==== RECORDED INFORMATION ====
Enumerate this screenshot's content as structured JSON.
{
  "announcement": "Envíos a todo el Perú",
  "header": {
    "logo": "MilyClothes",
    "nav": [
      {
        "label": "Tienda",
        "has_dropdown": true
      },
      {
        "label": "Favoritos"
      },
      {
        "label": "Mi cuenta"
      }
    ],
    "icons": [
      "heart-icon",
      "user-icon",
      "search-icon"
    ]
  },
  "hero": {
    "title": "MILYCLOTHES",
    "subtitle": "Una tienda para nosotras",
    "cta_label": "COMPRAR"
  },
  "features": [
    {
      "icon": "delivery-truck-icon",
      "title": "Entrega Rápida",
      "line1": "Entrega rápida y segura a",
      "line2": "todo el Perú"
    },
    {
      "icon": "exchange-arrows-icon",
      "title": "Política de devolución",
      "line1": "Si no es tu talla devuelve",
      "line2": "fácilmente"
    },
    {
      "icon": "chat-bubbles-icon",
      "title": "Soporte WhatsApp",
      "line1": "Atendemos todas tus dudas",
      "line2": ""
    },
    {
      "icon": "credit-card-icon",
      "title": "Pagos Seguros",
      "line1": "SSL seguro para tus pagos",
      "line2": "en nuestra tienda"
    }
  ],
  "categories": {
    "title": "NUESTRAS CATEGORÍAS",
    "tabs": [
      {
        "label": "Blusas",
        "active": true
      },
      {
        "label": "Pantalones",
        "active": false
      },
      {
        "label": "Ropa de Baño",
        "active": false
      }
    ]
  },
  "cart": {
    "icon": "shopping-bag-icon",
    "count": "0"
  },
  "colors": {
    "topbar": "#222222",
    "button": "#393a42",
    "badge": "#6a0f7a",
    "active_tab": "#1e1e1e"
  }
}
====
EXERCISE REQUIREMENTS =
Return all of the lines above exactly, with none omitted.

TASK SOLUTION =
Enumerate this screenshot's content as structured JSON.
{
  "announcement": "Envíos a todo el Perú",
  "header": {
    "logo": "MilyClothes",
    "nav": [
      {
        "label": "Tienda",
        "has_dropdown": true
      },
      {
        "label": "Favoritos"
      },
      {
        "label": "Mi cuenta"
      }
    ],
    "icons": [
      "heart-icon",
      "user-icon",
      "search-icon"
    ]
  },
  "hero": {
    "title": "MILYCLOTHES",
    "subtitle": "Una tienda para nosotras",
    "cta_label": "COMPRAR"
  },
  "features": [
    {
      "icon": "delivery-truck-icon",
      "title": "Entrega Rápida",
      "line1": "Entrega rápida y segura a",
      "line2": "todo el Perú"
    },
    {
      "icon": "exchange-arrows-icon",
      "title": "Política de devolución",
      "line1": "Si no es tu talla devuelve",
      "line2": "fácilmente"
    },
    {
      "icon": "chat-bubbles-icon",
      "title": "Soporte WhatsApp",
      "line1": "Atendemos todas tus dudas",
      "line2": ""
    },
    {
      "icon": "credit-card-icon",
      "title": "Pagos Seguros",
      "line1": "SSL seguro para tus pagos",
      "line2": "en nuestra tienda"
    }
  ],
  "categories": {
    "title": "NUESTRAS CATEGORÍAS",
    "tabs": [
      {
        "label": "Blusas",
        "active": true
      },
      {
        "label": "Pantalones",
        "active": false
      },
      {
        "label": "Ropa de Baño",
        "active": false
      }
    ]
  },
  "cart": {
    "icon": "shopping-bag-icon",
    "count": "0"
  },
  "colors": {
    "topbar": "#222222",
    "button": "#393a42",
    "badge": "#6a0f7a",
    "active_tab": "#1e1e1e"
  }
}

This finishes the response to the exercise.